Scratching is a normal behaviour for cats. When a cat is anxious, happy, excited or frustrated, he can release some of the build-up of emotion by scratching.
When relaxed, the cat’s claw is in its natural position, as though ‘retracted’. The claws don’t really retract. The claw is actually part of the bone of the distal phalanx (the last bone on the cat’s toe). There are tendons and ligaments attached to the bones of the toe and when the cat is relaxed, the attached tendons naturally shorten and the distal phalanx is ‘pulled’ back so that the claws are not seen. When the claws are visible, the digital flexor tendon and the superficial flexor tendon extend the distal phalanx thus extending the claw so they are visible. When extended, the cat can grab onto things (scratching post, trees, carpet and, yes, furniture) to stretch.
Cat claws grow in layers and eventually they shed the outer layer, known as the sheath. This is another reason a cat scratches, to ‘slough off’ the old sheath, which then exposes a new sharp claw. This also is usually what is happening when you notice your cat biting and pulling on his back claws.
A cat with nails that are not regularly trimmed is at risk for getting them caught in fabric and in the carpet and subsequently twisting and spraining their paw or leg. Trimming them can prevent painful broken claws. Cats’ claws also splinter sometimes and these can be cleaned up by having a nail trim, which will help prevent them from splitting down to the nail bed and ripping off.
Your cat can also scratch you and aside from it hurting, it can cause you to develop a serious infection. Remember, they use those same claws to dig around in their litter box.
If the nail is left to grow, it will curl and embed itself into the cat’s paw pad, causing pain and infection. This will cause the cat to walk awkwardly by compromising the normal mechanics of its feet, altering the legs, hips and spine, again causing discomfort for the cat (imagine with each step the cat takes, the pressure put on the paw that has the sharp claw embedded into it).
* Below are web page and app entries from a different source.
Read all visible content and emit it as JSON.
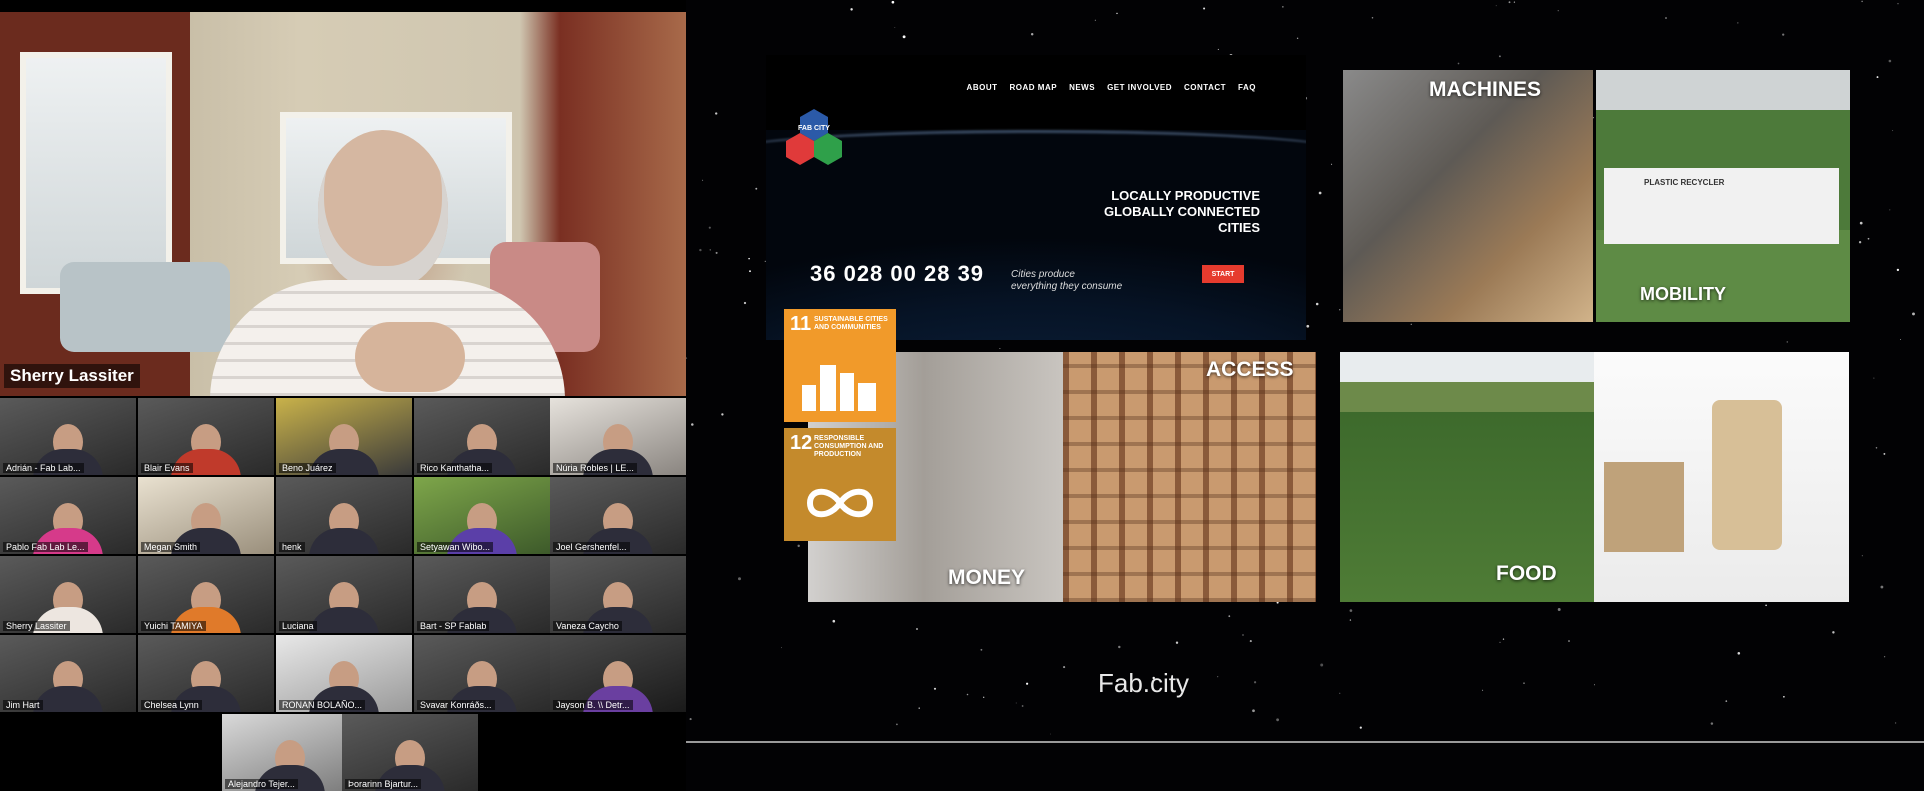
{
  "speaker": {
    "name": "Sherry Lassiter"
  },
  "participants": [
    "Adrián - Fab Lab...",
    "Blair Evans",
    "Beno Juárez",
    "Rico Kanthatha...",
    "Núria Robles | LE...",
    "Pablo Fab Lab Le...",
    "Megan Smith",
    "henk",
    "Setyawan Wibo...",
    "Joel Gershenfel...",
    "Sherry Lassiter",
    "Yuichi TAMIYA",
    "Luciana",
    "Bart - SP Fablab",
    "Vaneza Caycho",
    "Jim Hart",
    "Chelsea Lynn",
    "RONAN BOLAÑO...",
    "Svavar Konráðs...",
    "Jayson B. \\\\ Detr...",
    "Alejandro Tejer...",
    "Þorarinn Bjartur..."
  ],
  "slide": {
    "site": {
      "nav": [
        "ABOUT",
        "ROAD MAP",
        "NEWS",
        "GET INVOLVED",
        "CONTACT",
        "FAQ"
      ],
      "logo_text": "FAB CITY",
      "headline": [
        "LOCALLY PRODUCTIVE",
        "GLOBALLY CONNECTED",
        "CITIES"
      ],
      "counter": "36 028 00 28 39",
      "counter_sub": [
        "Cities produce",
        "everything they consume"
      ],
      "start_label": "START"
    },
    "sdg": [
      {
        "number": "11",
        "text": "Sustainable cities and communities",
        "color": "#f19a2a"
      },
      {
        "number": "12",
        "text": "Responsible consumption and production",
        "color": "#c48a2c"
      }
    ],
    "captions": {
      "machines": "MACHINES",
      "mobility": "MOBILITY",
      "access": "ACCESS",
      "money": "MONEY",
      "food": "FOOD"
    },
    "truck_text": "PLASTIC RECYCLER",
    "footer": "Fab.city"
  }
}
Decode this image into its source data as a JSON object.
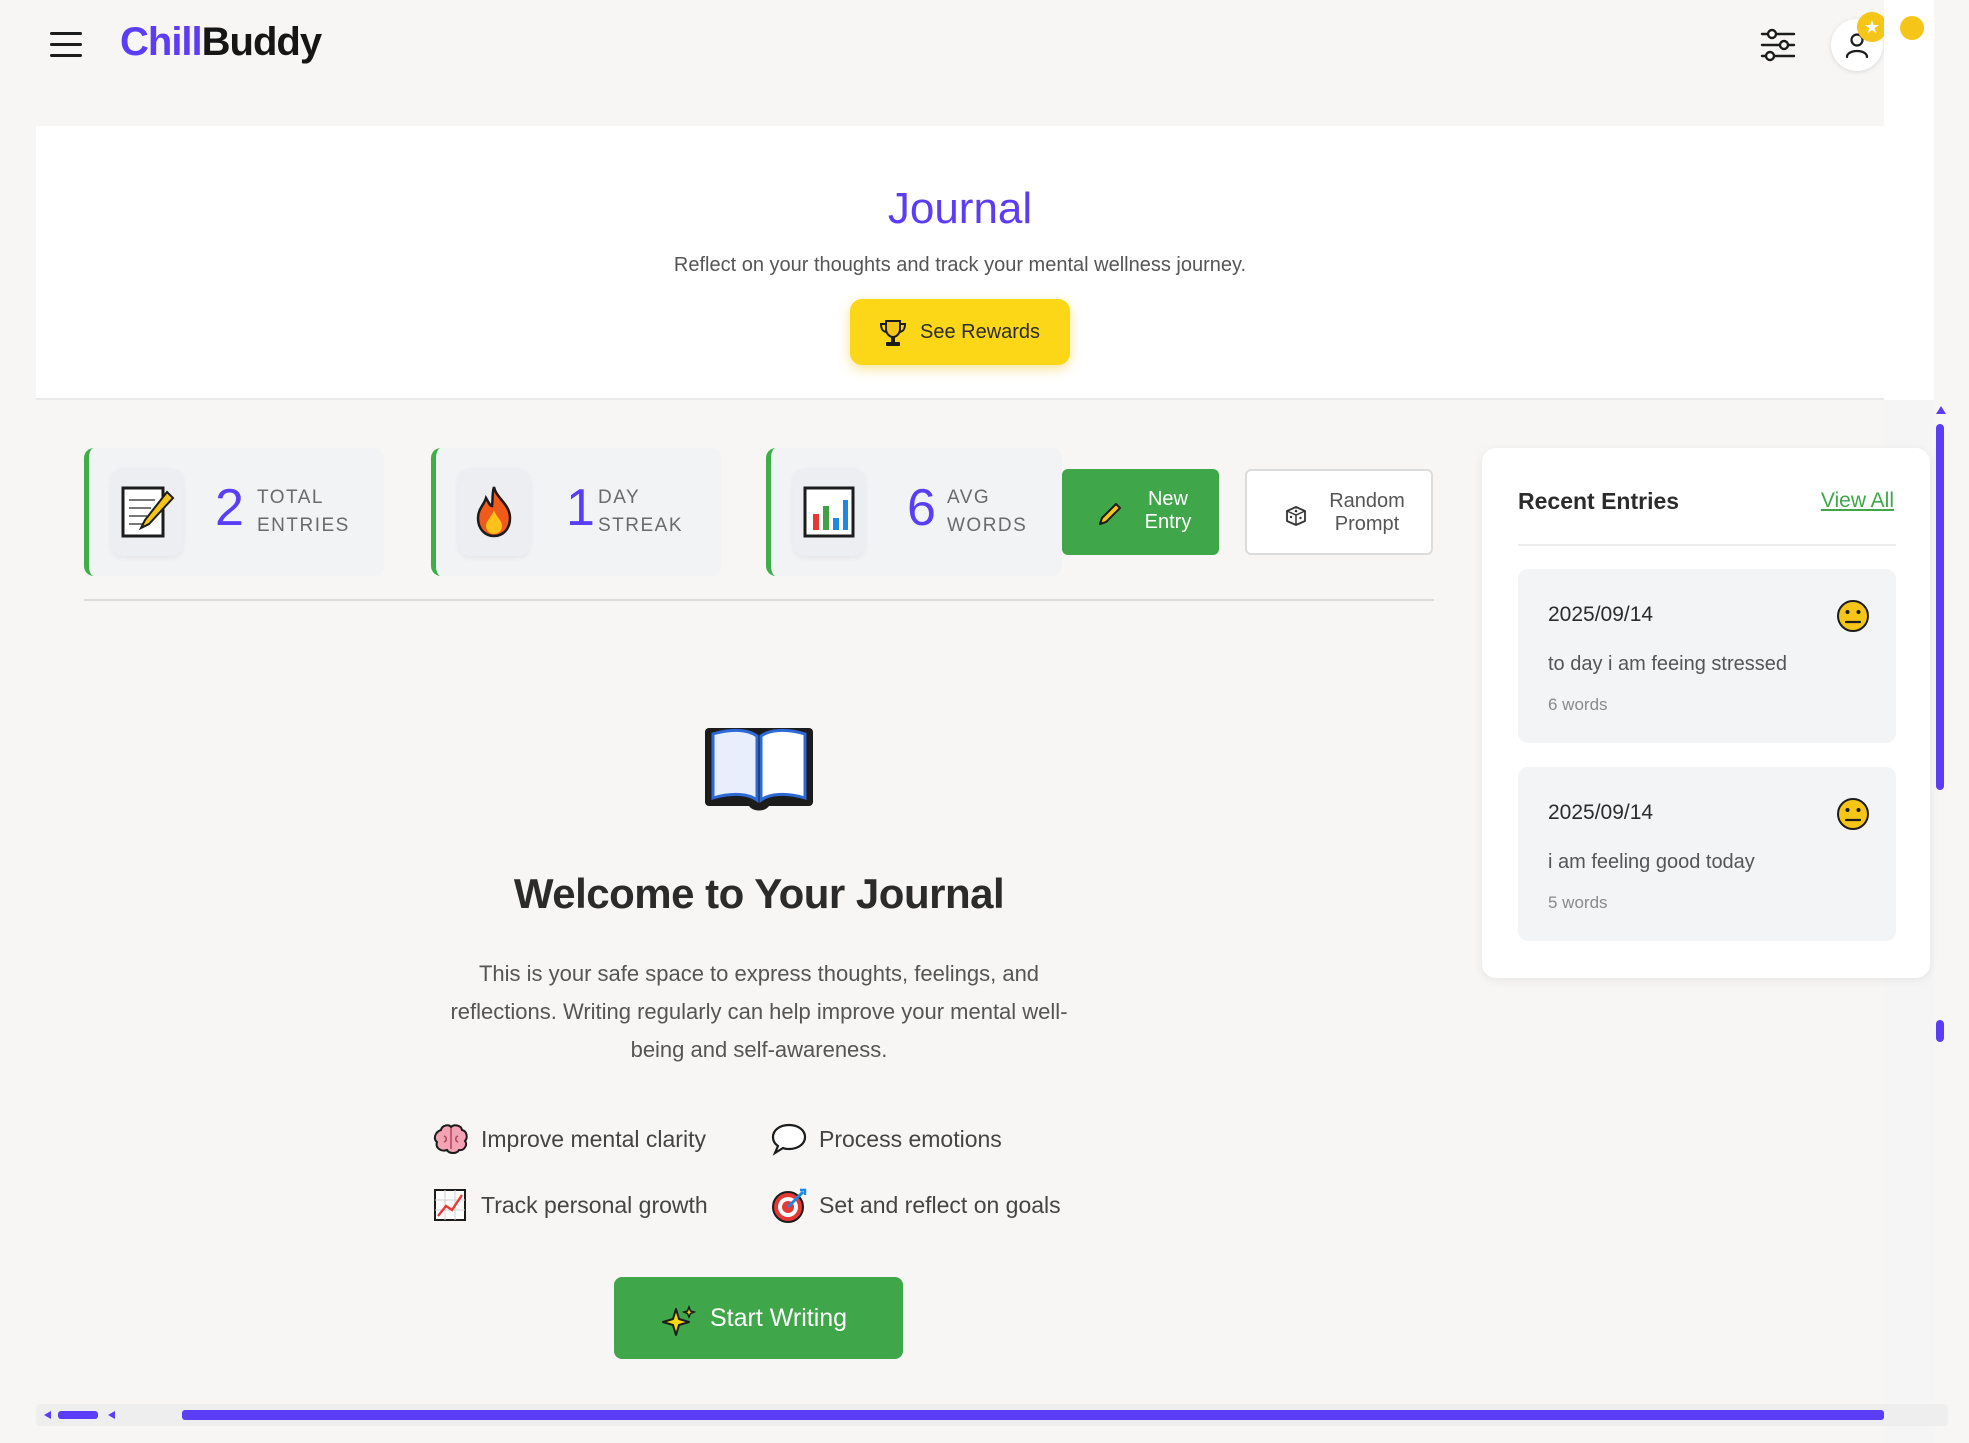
{
  "app": {
    "logo_part1": "Chill",
    "logo_part2": "Buddy",
    "brand_color": "#5b3df5",
    "accent_green": "#3fa64a",
    "accent_yellow": "#fcd718"
  },
  "header": {
    "menu_icon": "hamburger-icon",
    "filters_icon": "sliders-icon",
    "profile_icon": "user-icon",
    "badge_glyph": "★"
  },
  "hero": {
    "title": "Journal",
    "subtitle": "Reflect on your thoughts and track your mental wellness journey.",
    "rewards_label": "See Rewards"
  },
  "stats": [
    {
      "value": "2",
      "label_line1": "TOTAL",
      "label_line2": "ENTRIES",
      "icon": "memo-icon"
    },
    {
      "value": "1",
      "label_line1": "DAY",
      "label_line2": "STREAK",
      "icon": "fire-icon"
    },
    {
      "value": "6",
      "label_line1": "AVG",
      "label_line2": "WORDS",
      "icon": "bar-chart-icon"
    }
  ],
  "actions": {
    "new_entry_line1": "New",
    "new_entry_line2": "Entry",
    "random_prompt_line1": "Random",
    "random_prompt_line2": "Prompt"
  },
  "welcome": {
    "title": "Welcome to Your Journal",
    "text": "This is your safe space to express thoughts, feelings, and reflections. Writing regularly can help improve your mental well-being and self-awareness.",
    "benefits": [
      {
        "label": "Improve mental clarity",
        "icon": "brain-icon"
      },
      {
        "label": "Process emotions",
        "icon": "speech-bubble-icon"
      },
      {
        "label": "Track personal growth",
        "icon": "trending-chart-icon"
      },
      {
        "label": "Set and reflect on goals",
        "icon": "target-icon"
      }
    ],
    "start_label": "Start Writing"
  },
  "recent": {
    "title": "Recent Entries",
    "view_all": "View All",
    "entries": [
      {
        "date": "2025/09/14",
        "text": "to day i am feeing stressed",
        "words": "6 words",
        "mood_icon": "neutral-face-icon"
      },
      {
        "date": "2025/09/14",
        "text": "i am feeling good today",
        "words": "5 words",
        "mood_icon": "neutral-face-icon"
      }
    ]
  }
}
The NCGIA recommends nail trims every four weeks, “though your cat may require trimming more or less often depending on diet, age, metabolism, and exercise”. You will be the best judge by checking your cat’s nails regularly and seeing how quickly they grow.
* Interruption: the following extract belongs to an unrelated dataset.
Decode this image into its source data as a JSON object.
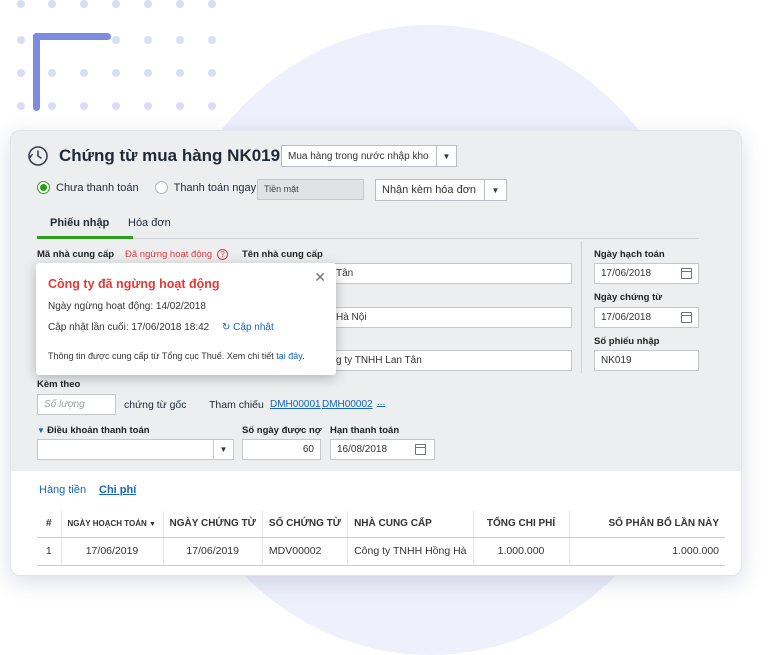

If you don’t know how or don’t want to trim your cat’s claws yourself, you can have your veterinarian or groomer do it for you. If you want to learn how, ask your veterinarian or your groomer to show you.
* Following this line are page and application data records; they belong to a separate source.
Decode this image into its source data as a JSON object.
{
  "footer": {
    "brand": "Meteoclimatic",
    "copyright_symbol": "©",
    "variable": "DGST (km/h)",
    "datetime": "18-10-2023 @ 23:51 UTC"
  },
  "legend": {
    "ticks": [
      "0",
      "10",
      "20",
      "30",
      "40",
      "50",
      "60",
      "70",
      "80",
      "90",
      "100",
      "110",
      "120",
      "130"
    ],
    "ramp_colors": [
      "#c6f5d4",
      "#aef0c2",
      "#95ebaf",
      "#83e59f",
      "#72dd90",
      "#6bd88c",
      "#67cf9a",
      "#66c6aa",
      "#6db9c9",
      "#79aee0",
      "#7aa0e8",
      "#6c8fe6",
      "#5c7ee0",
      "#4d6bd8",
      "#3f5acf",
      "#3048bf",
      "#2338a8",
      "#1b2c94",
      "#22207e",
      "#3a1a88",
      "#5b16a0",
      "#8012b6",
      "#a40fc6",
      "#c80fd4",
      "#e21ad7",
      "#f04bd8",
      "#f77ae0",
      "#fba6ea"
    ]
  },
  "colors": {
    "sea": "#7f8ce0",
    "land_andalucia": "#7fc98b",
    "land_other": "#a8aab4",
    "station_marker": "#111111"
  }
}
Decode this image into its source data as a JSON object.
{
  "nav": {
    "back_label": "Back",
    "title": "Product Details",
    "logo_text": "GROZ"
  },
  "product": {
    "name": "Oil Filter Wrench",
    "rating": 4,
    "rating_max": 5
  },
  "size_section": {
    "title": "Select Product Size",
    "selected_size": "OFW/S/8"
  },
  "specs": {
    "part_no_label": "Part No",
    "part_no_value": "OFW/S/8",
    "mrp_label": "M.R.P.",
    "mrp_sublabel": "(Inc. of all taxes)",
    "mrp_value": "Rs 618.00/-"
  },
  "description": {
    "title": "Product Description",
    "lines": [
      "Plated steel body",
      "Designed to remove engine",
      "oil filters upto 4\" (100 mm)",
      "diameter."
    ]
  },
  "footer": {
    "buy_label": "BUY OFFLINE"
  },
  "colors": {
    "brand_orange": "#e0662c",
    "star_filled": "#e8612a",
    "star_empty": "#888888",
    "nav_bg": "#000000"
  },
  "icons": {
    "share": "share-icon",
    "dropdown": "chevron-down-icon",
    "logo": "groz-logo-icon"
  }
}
Soft Paws are also a fun and practical service available. If your cat has these soft vinyl caps put on, you will still need to have your cat’s nails trimmed. They will sometimes fall off with the sheath as it is discarded but if they do not, they are easily removed at the time of nail trimming.